Of all the lines in the entries, how many carry the word "title"? The reply is that number and no more.

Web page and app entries
· · · ·
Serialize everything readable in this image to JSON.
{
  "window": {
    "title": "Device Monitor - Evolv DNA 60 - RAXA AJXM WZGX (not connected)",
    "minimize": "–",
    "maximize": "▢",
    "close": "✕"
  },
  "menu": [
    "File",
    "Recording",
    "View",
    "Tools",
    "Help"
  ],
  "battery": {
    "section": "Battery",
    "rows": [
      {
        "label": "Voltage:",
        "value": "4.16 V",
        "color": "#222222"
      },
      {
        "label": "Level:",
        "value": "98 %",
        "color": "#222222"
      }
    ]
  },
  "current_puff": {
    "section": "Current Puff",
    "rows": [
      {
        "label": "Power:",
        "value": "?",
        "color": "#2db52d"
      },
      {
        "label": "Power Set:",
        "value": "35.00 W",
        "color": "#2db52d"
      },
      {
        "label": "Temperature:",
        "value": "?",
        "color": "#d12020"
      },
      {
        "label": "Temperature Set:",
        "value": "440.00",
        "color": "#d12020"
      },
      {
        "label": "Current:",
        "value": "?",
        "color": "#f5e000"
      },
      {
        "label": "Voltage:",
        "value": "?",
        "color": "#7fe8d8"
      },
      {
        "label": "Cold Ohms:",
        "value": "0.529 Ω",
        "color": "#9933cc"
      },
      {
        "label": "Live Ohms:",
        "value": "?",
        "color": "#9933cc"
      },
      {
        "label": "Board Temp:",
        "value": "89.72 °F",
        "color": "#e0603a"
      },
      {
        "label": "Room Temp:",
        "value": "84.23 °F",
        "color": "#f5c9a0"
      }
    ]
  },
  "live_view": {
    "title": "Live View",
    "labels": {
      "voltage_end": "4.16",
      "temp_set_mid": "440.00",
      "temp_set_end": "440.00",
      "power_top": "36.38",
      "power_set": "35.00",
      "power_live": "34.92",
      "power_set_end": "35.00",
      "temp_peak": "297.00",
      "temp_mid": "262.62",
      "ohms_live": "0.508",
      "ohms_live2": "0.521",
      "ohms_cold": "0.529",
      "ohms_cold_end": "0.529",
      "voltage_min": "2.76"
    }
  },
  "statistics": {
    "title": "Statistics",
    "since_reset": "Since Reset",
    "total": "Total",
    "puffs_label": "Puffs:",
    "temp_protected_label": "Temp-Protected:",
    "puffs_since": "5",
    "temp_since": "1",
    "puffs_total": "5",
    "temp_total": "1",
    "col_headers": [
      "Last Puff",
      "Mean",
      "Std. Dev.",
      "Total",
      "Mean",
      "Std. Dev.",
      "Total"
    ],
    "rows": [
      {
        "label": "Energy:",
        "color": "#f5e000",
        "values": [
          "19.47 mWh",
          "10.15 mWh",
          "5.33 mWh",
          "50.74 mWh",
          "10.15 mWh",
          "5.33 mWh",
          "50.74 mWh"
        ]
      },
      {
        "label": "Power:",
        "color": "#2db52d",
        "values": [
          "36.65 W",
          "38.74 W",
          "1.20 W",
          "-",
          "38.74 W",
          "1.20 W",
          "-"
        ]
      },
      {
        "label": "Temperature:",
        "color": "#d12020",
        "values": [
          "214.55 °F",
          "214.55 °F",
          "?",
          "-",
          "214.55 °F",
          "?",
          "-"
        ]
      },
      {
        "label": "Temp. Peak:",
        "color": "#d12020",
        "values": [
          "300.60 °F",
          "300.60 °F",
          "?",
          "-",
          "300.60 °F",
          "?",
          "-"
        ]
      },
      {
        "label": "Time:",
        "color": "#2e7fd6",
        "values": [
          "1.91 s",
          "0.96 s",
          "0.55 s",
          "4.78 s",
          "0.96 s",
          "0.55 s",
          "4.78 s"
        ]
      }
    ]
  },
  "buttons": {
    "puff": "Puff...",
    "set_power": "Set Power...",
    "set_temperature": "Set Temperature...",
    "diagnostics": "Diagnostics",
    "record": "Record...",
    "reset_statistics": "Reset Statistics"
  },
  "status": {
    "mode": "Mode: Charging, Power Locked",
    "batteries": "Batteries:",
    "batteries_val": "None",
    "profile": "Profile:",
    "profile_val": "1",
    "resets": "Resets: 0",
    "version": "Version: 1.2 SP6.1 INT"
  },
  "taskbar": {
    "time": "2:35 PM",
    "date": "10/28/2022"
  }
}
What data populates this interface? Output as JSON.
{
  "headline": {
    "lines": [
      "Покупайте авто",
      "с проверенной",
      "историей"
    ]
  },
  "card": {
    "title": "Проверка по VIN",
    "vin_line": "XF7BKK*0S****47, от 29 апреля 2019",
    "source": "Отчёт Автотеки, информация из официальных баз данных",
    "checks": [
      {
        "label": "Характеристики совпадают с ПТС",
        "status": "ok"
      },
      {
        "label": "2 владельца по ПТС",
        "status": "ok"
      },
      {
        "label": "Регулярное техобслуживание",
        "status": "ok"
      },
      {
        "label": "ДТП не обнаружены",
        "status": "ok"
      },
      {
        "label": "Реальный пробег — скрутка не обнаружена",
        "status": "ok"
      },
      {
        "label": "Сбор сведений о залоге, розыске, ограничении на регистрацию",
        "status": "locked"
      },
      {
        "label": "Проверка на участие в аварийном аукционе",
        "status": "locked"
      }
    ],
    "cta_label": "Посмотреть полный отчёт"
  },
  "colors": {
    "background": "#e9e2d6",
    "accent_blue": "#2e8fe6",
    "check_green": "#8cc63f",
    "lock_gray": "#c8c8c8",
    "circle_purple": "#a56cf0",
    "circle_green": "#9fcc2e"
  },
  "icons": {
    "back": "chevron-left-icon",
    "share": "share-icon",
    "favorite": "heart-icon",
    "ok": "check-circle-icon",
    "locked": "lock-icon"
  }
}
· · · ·
▶ _Response for this exercise_
4